Photo: Underwater view of a blue crab

Overfishing and deterioration of their habitat has stressed blue crab populations throughout much of their range.

Photograph by George Grall

Map

Map: Blue crab range

Blue Crab Range

Audio

Fast Facts

Type:
Invertebrate
Diet:
Omnivore
Average life span in the wild:
1 to 3 years
Size:
4 in (10.2 cm) long; 9 in (23 cm) wide
Weight:
1 to 2 lbs (0.45 to 0.9 kg)
Group name:
Cast
Did you know?
Female blue crabs mate only once in their lives.
Size relative to a tea cup:
Illustration: Blue crab compared with tea cup

The blue crab is so named because of its sapphire-tinted claws. Its shell, or carapace, is actually a mottled brownish color, and mature females have red highlights on the tips of their pincers.

Prized by humans for their sweet, tender meat, these wide-ranging, ten-legged crustaceans are among the most heavily harvested creatures on the planet. Their scientific name, Callinectes sapidus, means "savory beautiful swimmer."

Blue crabs are found in brackish coastal lagoons and estuaries from Nova Scotia, through the Gulf of Mexico, and as far south as Uruguay. Close relatives of the shrimp and lobster, these bottom-dwelling omnivores have a prickly disposition and are quick to use their sharp front pincers. Large males can reach 9 inches (23 centimeters) in shell width.

They feed on almost anything they can get hold of, including mussels, snails, fish, plants, and even carrion and smaller blue crabs. They are also excellent swimmers, with specially adapted hind appendages shaped like paddles.

Blue crabs are extremely sensitive to environmental and habitat changes, and many populations, particularly in the Chesapeake Bay in the eastern United States, have experienced severe declines. Blue crabs also play a key role in managing the populations of the animals they prey on, and constant overharvesting has had wide-ranging negative effects on the ecosystems they inhabit. For this reason, comprehensive management schemes are in place in several parts of the blue crab's range.

Invertebrate Features

  • Photo: Organ pipe coral

    Coral

    It's reef madness in this colorful gallery of coral formations.

  • Photo: Cluster of orange cup coral

    Photo Gallery: Coral Reefs

    About 80 percent of all life on Earth is found in the oceans, which cover 71 percent of the planet's surface. Take a look at how colorful life under the sea can be.

  • Photo: A lobster and crab on the seafloor

    Lobster

    Learn more about these popular crustaceans that some think of only as a meal. Find out the sizes that these sea creatures are capable of attaining.

  • Photo: Sea cucumber

    Sea Cucumber

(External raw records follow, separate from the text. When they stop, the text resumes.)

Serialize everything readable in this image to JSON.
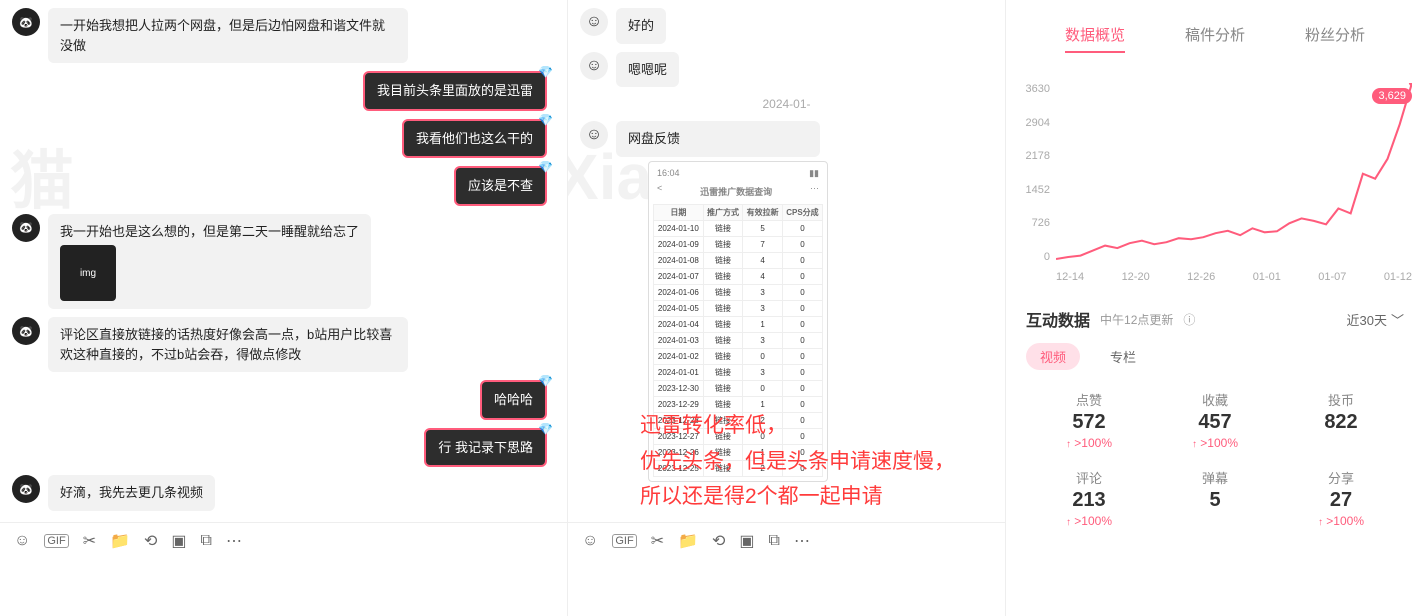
{
  "panel_a": {
    "messages": [
      {
        "side": "left",
        "style": "light",
        "text": "一开始我想把人拉两个网盘，但是后边怕网盘和谐文件就没做"
      },
      {
        "side": "right",
        "style": "dark",
        "text": "我目前头条里面放的是迅雷"
      },
      {
        "side": "right",
        "style": "dark",
        "text": "我看他们也这么干的"
      },
      {
        "side": "right",
        "style": "dark",
        "text": "应该是不查"
      },
      {
        "side": "left",
        "style": "light",
        "text": "我一开始也是这么想的，但是第二天一睡醒就给忘了",
        "has_image": true
      },
      {
        "side": "left",
        "style": "light",
        "text": "评论区直接放链接的话热度好像会高一点，b站用户比较喜欢这种直接的，不过b站会吞，得做点修改"
      },
      {
        "side": "right",
        "style": "dark",
        "text": "哈哈哈"
      },
      {
        "side": "right",
        "style": "dark",
        "text": "行  我记录下思路"
      },
      {
        "side": "left",
        "style": "light",
        "text": "好滴，我先去更几条视频"
      }
    ],
    "toolbar_icons": [
      "smile-icon",
      "gif-icon",
      "scissor-icon",
      "folder-icon",
      "history-icon",
      "image-icon",
      "screenshot-icon",
      "more-icon"
    ]
  },
  "panel_b": {
    "messages": [
      {
        "side": "left",
        "text": "好的"
      },
      {
        "side": "left",
        "text": "嗯嗯呢"
      }
    ],
    "timestamp": "2024-01-",
    "feedback_label": "网盘反馈",
    "phone": {
      "time": "16:04",
      "battery": "▮▮",
      "back": "<",
      "title": "迅雷推广数据查询",
      "more": "···",
      "headers": [
        "日期",
        "推广方式",
        "有效拉新",
        "CPS分成"
      ],
      "rows": [
        [
          "2024-01-10",
          "链接",
          "5",
          "0"
        ],
        [
          "2024-01-09",
          "链接",
          "7",
          "0"
        ],
        [
          "2024-01-08",
          "链接",
          "4",
          "0"
        ],
        [
          "2024-01-07",
          "链接",
          "4",
          "0"
        ],
        [
          "2024-01-06",
          "链接",
          "3",
          "0"
        ],
        [
          "2024-01-05",
          "链接",
          "3",
          "0"
        ],
        [
          "2024-01-04",
          "链接",
          "1",
          "0"
        ],
        [
          "2024-01-03",
          "链接",
          "3",
          "0"
        ],
        [
          "2024-01-02",
          "链接",
          "0",
          "0"
        ],
        [
          "2024-01-01",
          "链接",
          "3",
          "0"
        ],
        [
          "2023-12-30",
          "链接",
          "0",
          "0"
        ],
        [
          "2023-12-29",
          "链接",
          "1",
          "0"
        ],
        [
          "2023-12-28",
          "链接",
          "2",
          "0"
        ],
        [
          "2023-12-27",
          "链接",
          "0",
          "0"
        ],
        [
          "2023-12-26",
          "链接",
          "1",
          "0"
        ],
        [
          "2023-12-25",
          "链接",
          "2",
          "0"
        ]
      ]
    },
    "overlay": "迅雷转化率低，\n优先头条，但是头条申请速度慢，\n所以还是得2个都一起申请",
    "toolbar_icons": [
      "smile-icon",
      "gif-icon",
      "scissor-icon",
      "folder-icon",
      "history-icon",
      "image-icon",
      "screenshot-icon",
      "more-icon"
    ]
  },
  "analytics": {
    "tabs": [
      "数据概览",
      "稿件分析",
      "粉丝分析"
    ],
    "active_tab": 0,
    "peak_badge": "3,629",
    "chart_data": {
      "type": "line",
      "categories": [
        "12-14",
        "12-20",
        "12-26",
        "01-01",
        "01-07",
        "01-12"
      ],
      "y_ticks": [
        "3630",
        "2904",
        "2178",
        "1452",
        "726",
        "0"
      ],
      "values": [
        80,
        120,
        150,
        250,
        350,
        300,
        400,
        450,
        380,
        420,
        500,
        480,
        520,
        600,
        650,
        560,
        700,
        620,
        640,
        800,
        900,
        850,
        780,
        1100,
        1000,
        1800,
        1700,
        2100,
        2800,
        3629
      ],
      "title": "",
      "xlabel": "",
      "ylabel": "",
      "ylim": [
        0,
        3630
      ],
      "color": "#FF5C7C"
    },
    "inter_head": "互动数据",
    "inter_sub": "中午12点更新",
    "period": "近30天",
    "pill_tabs": [
      "视频",
      "专栏"
    ],
    "active_pill": 0,
    "metrics": [
      {
        "label": "点赞",
        "value": "572",
        "trend": ">100%"
      },
      {
        "label": "收藏",
        "value": "457",
        "trend": ">100%"
      },
      {
        "label": "投币",
        "value": "822",
        "trend": ""
      },
      {
        "label": "评论",
        "value": "213",
        "trend": ">100%"
      },
      {
        "label": "弹幕",
        "value": "5",
        "trend": ""
      },
      {
        "label": "分享",
        "value": "27",
        "trend": ">100%"
      }
    ]
  }
}
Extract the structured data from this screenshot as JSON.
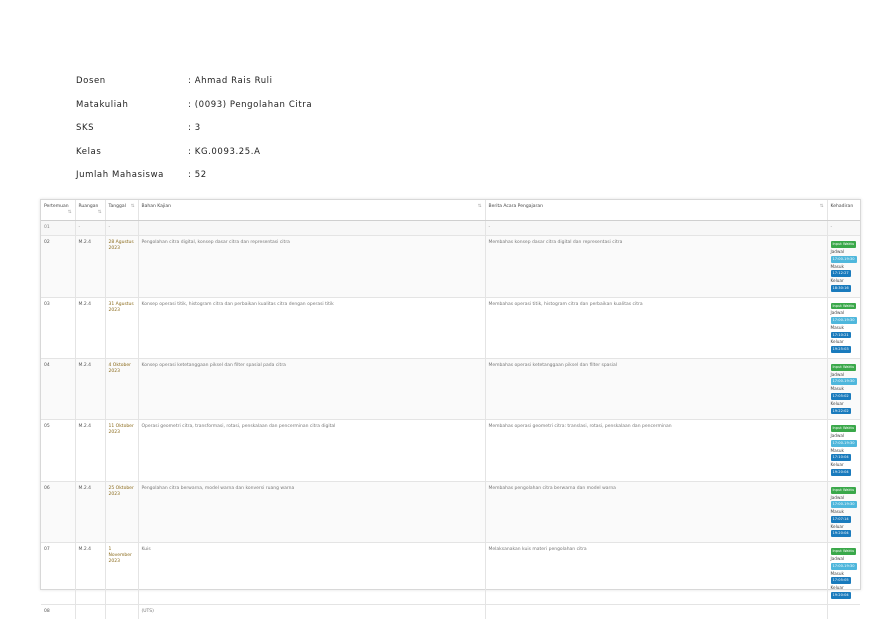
{
  "info": [
    {
      "label": "Dosen",
      "value": ": Ahmad Rais Ruli"
    },
    {
      "label": "Matakuliah",
      "value": ": (0093) Pengolahan Citra"
    },
    {
      "label": "SKS",
      "value": ": 3"
    },
    {
      "label": "Kelas",
      "value": ": KG.0093.25.A"
    },
    {
      "label": "Jumlah Mahasiswa",
      "value": ": 52"
    }
  ],
  "table": {
    "headers": [
      "Pertemuan",
      "Ruangan",
      "Tanggal",
      "Bahan Kajian",
      "Berita Acara Pengajaran",
      "Kehadiran"
    ],
    "filter": [
      "01",
      "-",
      "-",
      "",
      "-",
      "-"
    ],
    "rows": [
      {
        "no": "02",
        "ruang": "M.2.4",
        "tgl": "28 Agustus 2023",
        "bahan": "Pengolahan citra digital, konsep dasar citra dan representasi citra",
        "berita": "Membahas konsep dasar citra digital dan representasi citra",
        "input": "Input Waktu",
        "jadwal": "Jadwal",
        "jadwal_t": "17:00-19:30",
        "masuk": "Masuk",
        "masuk_t": "17:12:27",
        "keluar": "Keluar",
        "keluar_t": "18:30:16"
      },
      {
        "no": "03",
        "ruang": "M.2.4",
        "tgl": "31 Agustus 2023",
        "bahan": "Konsep operasi titik, histogram citra dan perbaikan kualitas citra dengan operasi titik",
        "berita": "Membahas operasi titik, histogram citra dan perbaikan kualitas citra",
        "input": "Input Waktu",
        "jadwal": "Jadwal",
        "jadwal_t": "17:00-19:30",
        "masuk": "Masuk",
        "masuk_t": "17:10:21",
        "keluar": "Keluar",
        "keluar_t": "19:25:03"
      },
      {
        "no": "04",
        "ruang": "M.2.4",
        "tgl": "4 Oktober 2023",
        "bahan": "Konsep operasi ketetanggaan piksel dan filter spasial pada citra",
        "berita": "Membahas operasi ketetanggaan piksel dan filter spasial",
        "input": "Input Waktu",
        "jadwal": "Jadwal",
        "jadwal_t": "17:00-19:30",
        "masuk": "Masuk",
        "masuk_t": "17:05:02",
        "keluar": "Keluar",
        "keluar_t": "19:22:02"
      },
      {
        "no": "05",
        "ruang": "M.2.4",
        "tgl": "11 Oktober 2023",
        "bahan": "Operasi geometri citra, transformasi, rotasi, penskalaan dan pencerminan citra digital",
        "berita": "Membahas operasi geometri citra: translasi, rotasi, penskalaan dan pencerminan",
        "input": "Input Waktu",
        "jadwal": "Jadwal",
        "jadwal_t": "17:00-19:30",
        "masuk": "Masuk",
        "masuk_t": "17:10:04",
        "keluar": "Keluar",
        "keluar_t": "19:20:04"
      },
      {
        "no": "06",
        "ruang": "M.2.4",
        "tgl": "25 Oktober 2023",
        "bahan": "Pengolahan citra berwarna, model warna dan konversi ruang warna",
        "berita": "Membahas pengolahan citra berwarna dan model warna",
        "input": "Input Waktu",
        "jadwal": "Jadwal",
        "jadwal_t": "17:00-19:30",
        "masuk": "Masuk",
        "masuk_t": "17:07:14",
        "keluar": "Keluar",
        "keluar_t": "19:20:04"
      },
      {
        "no": "07",
        "ruang": "M.2.4",
        "tgl": "1 November 2023",
        "bahan": "Kuis",
        "berita": "Melaksanakan kuis materi pengolahan citra",
        "input": "Input Waktu",
        "jadwal": "Jadwal",
        "jadwal_t": "17:00-19:30",
        "masuk": "Masuk",
        "masuk_t": "17:05:05",
        "keluar": "Keluar",
        "keluar_t": "19:20:04"
      }
    ],
    "last": {
      "no": "08",
      "bahan": "(UTS)"
    }
  }
}
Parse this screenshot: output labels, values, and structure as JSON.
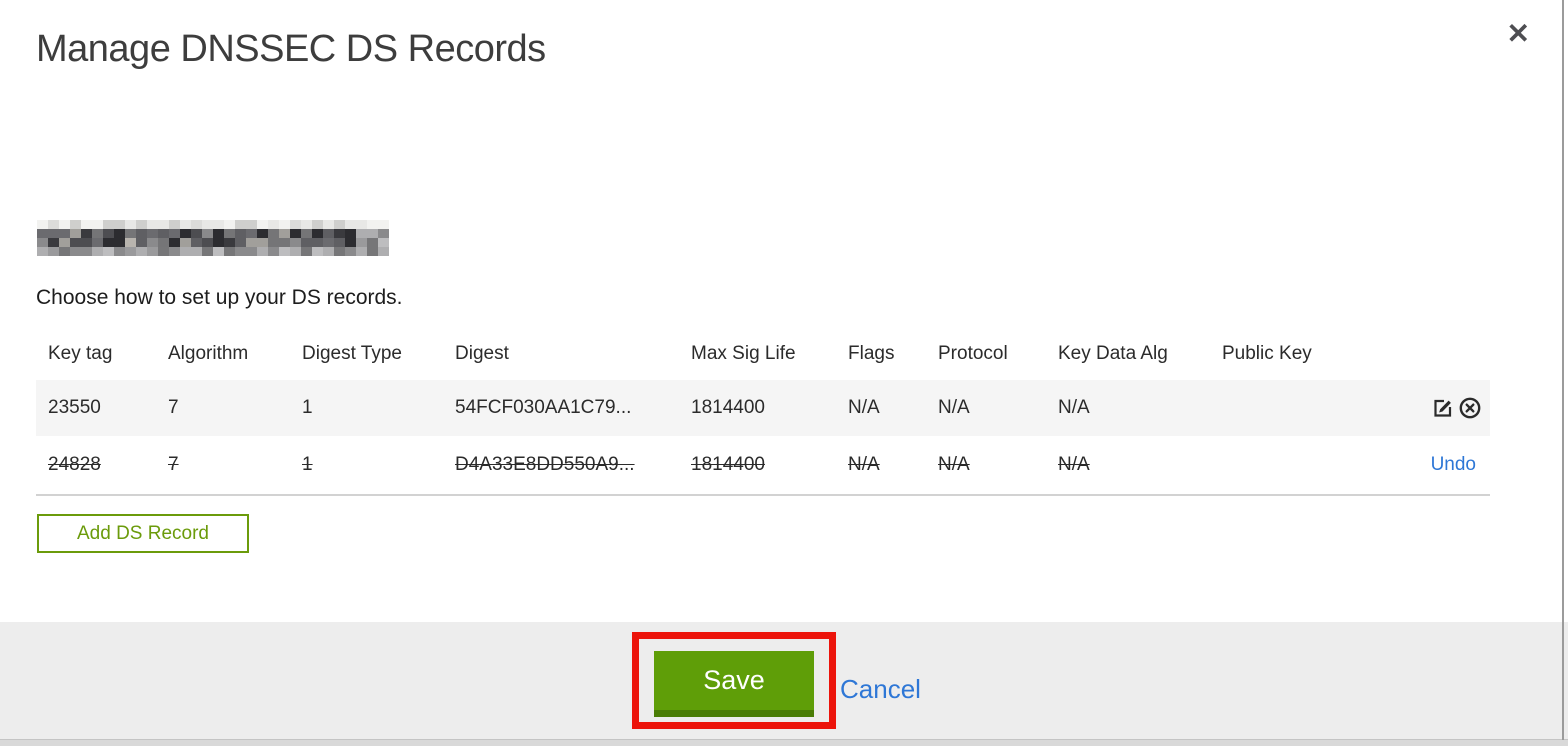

    Learn how these amazing echinoderms deter predators by snaring them with sticky threads and even hurling their internal organs about.

Animals

The Innovators Project

See more innovators »

From the Magazine

  1. Photo: Two adult preen, Ireland

    Gannets Pictures

    Champion divers but clumsy landers, doting parents but hostile neighbors—northern gannets abound in contradictions.

  2. Photo: Silent Ural owl

    Estonia's Ural Owls

    Photographer Sven Začek provides an intimate view of this large raptor.